San Diego Historical Sites

Sitting at the crossroads of multiple different cultures, San Diego is a city rich in history. In many ways, San Diego stands today as the birthplace of modern Southern California, and this is evident in the numerous well-preserved historic sites located throughout the city. In fact, the growth and development of San Diego can be charted by the various landmarks from its past that still exist today. From national monuments where the first Europeans landed in California to the original missions that sprung up in the 18th century, straight on through to museums that document 20th century advancements in technology and transportation, San Diego’s history shines on in the present moment. The bottom line is that visitors attracted to San Diego by its historical charms will not be disappointed by what they find there.

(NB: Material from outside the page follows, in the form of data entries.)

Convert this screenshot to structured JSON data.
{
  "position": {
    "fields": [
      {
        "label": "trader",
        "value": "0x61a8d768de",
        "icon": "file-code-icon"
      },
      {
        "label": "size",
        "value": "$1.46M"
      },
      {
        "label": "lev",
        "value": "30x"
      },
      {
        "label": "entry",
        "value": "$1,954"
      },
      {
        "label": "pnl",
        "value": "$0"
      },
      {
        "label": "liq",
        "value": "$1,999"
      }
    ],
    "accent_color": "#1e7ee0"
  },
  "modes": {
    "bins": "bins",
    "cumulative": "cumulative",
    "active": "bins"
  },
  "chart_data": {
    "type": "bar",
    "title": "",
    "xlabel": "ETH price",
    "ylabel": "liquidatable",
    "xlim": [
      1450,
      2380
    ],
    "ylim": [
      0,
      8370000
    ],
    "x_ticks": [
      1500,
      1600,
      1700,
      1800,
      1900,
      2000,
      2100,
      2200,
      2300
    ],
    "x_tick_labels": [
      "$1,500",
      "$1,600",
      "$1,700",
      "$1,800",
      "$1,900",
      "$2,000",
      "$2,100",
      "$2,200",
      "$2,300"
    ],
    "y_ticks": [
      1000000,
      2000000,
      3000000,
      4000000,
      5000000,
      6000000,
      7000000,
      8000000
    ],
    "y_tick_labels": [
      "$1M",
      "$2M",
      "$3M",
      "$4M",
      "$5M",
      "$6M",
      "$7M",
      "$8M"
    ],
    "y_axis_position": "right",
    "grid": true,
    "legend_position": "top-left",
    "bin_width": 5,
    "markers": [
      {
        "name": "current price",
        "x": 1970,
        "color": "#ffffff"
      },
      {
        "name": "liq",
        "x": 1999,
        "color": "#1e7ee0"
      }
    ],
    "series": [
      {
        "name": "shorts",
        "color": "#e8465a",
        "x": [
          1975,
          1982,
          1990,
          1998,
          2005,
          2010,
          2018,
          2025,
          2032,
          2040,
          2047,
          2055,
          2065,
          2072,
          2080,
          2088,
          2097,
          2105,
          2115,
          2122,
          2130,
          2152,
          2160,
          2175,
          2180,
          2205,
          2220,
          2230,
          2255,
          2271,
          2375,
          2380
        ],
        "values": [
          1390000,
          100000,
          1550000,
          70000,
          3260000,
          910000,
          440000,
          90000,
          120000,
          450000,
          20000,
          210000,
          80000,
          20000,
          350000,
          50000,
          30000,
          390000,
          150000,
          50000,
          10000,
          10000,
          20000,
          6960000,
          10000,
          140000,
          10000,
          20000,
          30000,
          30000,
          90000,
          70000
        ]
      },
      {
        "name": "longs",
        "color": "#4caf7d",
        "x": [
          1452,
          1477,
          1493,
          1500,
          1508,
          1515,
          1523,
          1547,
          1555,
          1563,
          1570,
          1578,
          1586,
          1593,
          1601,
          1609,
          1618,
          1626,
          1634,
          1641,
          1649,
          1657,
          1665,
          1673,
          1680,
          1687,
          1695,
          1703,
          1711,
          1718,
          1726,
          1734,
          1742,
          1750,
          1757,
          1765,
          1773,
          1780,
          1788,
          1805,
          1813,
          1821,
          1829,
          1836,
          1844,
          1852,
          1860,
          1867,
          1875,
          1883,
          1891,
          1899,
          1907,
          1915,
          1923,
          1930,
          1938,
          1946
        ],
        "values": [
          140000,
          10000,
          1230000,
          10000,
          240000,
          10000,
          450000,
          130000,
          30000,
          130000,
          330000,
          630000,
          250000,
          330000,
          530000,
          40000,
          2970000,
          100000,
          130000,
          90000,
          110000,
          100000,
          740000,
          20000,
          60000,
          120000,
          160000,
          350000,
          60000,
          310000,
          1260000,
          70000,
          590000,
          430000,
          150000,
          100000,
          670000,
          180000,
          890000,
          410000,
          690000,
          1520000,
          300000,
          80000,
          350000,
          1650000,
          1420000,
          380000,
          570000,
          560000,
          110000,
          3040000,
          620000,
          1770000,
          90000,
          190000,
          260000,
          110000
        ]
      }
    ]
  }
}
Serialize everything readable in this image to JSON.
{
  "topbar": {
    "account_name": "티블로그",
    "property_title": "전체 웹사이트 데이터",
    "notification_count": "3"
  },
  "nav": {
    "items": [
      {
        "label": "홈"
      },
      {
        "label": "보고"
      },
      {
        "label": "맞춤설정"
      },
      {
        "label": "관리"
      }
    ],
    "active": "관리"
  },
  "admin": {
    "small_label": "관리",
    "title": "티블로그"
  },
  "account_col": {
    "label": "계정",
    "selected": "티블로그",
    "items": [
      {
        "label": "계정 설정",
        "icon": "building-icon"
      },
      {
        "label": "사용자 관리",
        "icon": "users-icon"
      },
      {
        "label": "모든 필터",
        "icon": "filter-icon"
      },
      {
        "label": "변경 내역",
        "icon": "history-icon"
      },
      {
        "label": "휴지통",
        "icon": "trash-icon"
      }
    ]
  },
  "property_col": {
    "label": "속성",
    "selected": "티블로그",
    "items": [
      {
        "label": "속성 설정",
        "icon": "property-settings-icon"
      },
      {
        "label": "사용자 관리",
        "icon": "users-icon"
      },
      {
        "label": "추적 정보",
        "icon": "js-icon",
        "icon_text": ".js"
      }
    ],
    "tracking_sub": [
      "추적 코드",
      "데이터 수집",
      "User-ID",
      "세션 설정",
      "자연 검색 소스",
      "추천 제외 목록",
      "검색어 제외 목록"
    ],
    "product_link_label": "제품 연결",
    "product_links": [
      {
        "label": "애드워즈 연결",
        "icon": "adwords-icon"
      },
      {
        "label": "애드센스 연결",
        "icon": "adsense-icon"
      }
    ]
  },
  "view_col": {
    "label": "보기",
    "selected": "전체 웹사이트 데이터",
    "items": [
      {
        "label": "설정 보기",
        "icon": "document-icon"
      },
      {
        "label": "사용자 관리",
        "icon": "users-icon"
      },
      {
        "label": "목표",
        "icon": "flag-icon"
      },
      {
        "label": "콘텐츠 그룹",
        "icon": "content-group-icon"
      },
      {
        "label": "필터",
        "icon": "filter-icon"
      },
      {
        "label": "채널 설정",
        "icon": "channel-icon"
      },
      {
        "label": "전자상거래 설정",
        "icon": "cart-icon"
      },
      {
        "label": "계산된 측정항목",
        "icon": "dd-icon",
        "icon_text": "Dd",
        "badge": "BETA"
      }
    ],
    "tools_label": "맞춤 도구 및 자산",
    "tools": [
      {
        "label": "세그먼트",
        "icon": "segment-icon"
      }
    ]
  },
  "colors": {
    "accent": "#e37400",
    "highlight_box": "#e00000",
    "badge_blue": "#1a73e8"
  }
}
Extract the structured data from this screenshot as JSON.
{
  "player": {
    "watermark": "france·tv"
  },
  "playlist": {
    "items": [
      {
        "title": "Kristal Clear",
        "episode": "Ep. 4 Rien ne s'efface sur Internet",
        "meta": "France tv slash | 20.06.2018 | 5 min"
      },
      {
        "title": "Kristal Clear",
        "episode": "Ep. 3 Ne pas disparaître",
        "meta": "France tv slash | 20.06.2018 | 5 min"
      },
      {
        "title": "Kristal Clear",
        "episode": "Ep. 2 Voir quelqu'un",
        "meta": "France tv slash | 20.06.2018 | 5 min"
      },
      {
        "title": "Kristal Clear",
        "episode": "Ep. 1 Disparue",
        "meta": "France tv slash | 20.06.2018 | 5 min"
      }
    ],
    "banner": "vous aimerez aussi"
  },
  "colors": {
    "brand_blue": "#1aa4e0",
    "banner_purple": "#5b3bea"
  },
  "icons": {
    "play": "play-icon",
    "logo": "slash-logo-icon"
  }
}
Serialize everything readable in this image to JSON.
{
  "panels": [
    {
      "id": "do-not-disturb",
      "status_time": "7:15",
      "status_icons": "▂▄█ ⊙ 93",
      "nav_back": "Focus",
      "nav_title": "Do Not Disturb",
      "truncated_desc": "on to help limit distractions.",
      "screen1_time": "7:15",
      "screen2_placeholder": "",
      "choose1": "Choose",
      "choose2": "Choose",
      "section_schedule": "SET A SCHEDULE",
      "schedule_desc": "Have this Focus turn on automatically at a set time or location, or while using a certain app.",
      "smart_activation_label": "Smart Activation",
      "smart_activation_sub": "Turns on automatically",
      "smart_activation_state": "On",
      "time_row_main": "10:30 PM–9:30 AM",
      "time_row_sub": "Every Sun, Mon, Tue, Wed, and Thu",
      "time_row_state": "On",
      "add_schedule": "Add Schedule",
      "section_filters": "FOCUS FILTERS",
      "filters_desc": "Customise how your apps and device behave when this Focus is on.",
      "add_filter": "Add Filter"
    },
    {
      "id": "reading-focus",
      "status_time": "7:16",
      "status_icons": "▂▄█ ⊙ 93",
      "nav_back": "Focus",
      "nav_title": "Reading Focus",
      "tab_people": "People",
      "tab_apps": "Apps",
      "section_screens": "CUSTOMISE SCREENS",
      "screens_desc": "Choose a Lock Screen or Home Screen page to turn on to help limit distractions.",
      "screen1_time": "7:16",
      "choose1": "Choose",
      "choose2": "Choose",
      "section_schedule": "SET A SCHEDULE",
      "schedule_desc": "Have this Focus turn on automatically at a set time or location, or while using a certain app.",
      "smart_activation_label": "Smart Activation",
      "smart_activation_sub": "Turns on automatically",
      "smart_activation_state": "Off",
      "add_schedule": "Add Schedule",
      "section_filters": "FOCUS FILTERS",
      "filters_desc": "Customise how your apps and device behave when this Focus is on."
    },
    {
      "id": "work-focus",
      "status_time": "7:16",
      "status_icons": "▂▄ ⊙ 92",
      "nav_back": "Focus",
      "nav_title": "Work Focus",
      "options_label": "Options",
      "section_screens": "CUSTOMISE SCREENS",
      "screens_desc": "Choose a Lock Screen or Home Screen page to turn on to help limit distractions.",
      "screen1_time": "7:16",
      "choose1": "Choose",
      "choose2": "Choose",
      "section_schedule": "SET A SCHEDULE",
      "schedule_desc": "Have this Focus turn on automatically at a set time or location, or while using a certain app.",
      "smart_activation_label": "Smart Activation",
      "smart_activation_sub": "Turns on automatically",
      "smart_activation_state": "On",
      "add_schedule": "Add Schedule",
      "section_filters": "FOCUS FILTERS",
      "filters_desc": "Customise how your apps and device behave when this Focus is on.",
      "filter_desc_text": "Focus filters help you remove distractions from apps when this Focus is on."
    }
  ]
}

Things to Do at San Diego Historical Sites

No matter what particular aspect of San Diego’s history you find most appealing and want to learn more about during your time in the city, there’s a historic site that’ll pique your interest. San Diego has a vibrant history as a transportation hub, and this is reflected in it being home to multiple museums that pay homage to the prominence of railroads, boats, and planes in the city’s past. Likewise, those visitors with a penchant for military history won’t want to miss the chance to tour the USS Midway Aircraft Carrier or one of the area’s moving memorials to America’s veterans of the armed forces.

There are plenty of things to do in San Diego that’ll let you combine your passion for history with your love of the great outdoors, too. No exploration of San Diego is complete without going on a hike or stroll through one of its beautiful historic sites. A visit to Cabrillo National Monument is certainly well worth the time and energy. This isn’t just the site where the first European settler of California arrived in 1542, it’s a place where you can enjoy stunning views of both metro San Diego and the gorgeous Pacific Ocean. A walk through one of the area’s other historic districts—like Coronado or the Gaslamp Quarter—is highly recommended as well.

Another thing to keep in mind when planning your visit to one of San Diego’s historical sites is that most of these locations host special events throughout the year. You never know when one of the historic attractions you already want to make a part of your San Diego experience might be sponsoring special on-site programming like a community street festival, live music, or a living history demonstration. It’s worth checking the website of your historic site of choice prior to your visit to see what exactly they’ll have in the works when you plan to be there.

Historical Site Activities for Everyone

Just like the city itself, San Diego’s historical sites possess a little bit of something for everyone, meaning that regardless of your primary area of interest, you’ll enjoy yourself when getting up close and personal with San Diego’s rich history. Take, for instance, a historical site like Old Town San Diego State Historic Park. As the site of a mission and fort that date all the way back to 1769, Old Town San Diego is the birthplace of modern San Diego. Today visitors can tour its historic buildings to learn about the ways in which San Diego has transformed over the past 250 years from a small, remote Mexican outpost into an iconic American city.

However, Old Town San Diego has so much more to offer visitors—even to those who might not count themselves as your traditional history buffs. You’ll also find beautiful gardens to stroll through, unique gift shops carrying specialty items curated from around the world, and a whole bunch of restaurants to choose from. You can even take the kids on a guided tour of a haunted building, explore the interactive galleries of multiple museums, and watch a mariachi band perform in a historic plaza.

And it’s important to note that this diversity of options goes far beyond Old Town San Diego State Historic Park. You’ll see this repeat itself throughout the entire city: San Diego’s historical sites are places for learning, shopping, eating, drinking, and just plain having a good time.

Make It A Point To Visit Point Loma and The Cabrillo National Monument
Learn about Juan Rodriguez Cabrillo, the first European to sset foot on the West Coast. Check out the Old Point Loma Lighthouse, one of the first lighthouses on the West Coast.
Lose Yourself In The Historic Gaslamp Quarter In San Diego
Start at the William Heath Davis House and explore Old City Hall, The Keating Building, Louis Bank, and more. Spend the day exploring, touring, shopping, and eating!
San Diego History Center
The History Center in Balboa Park has a premier research library that houses millions of documents and images detailing the history of the people, places, and events of San Diego.
Explore The Hotel Del Coronado On A Walking Tour
Learn about the storied past of this majestic Victorian beach resort by partaking in a walking tour. Shop the upscale, boutique shops for apparel, jewelry, or home decor.
Balboa Park’s Botanical Building and Lily Pond
One of the most photographed locations in Balboa Park, the Lily Pond is equally popular with artists. It isn’t unusual to see someone drawing or painting colorful koi fish, timid turtles, or fully-bloomed lilies.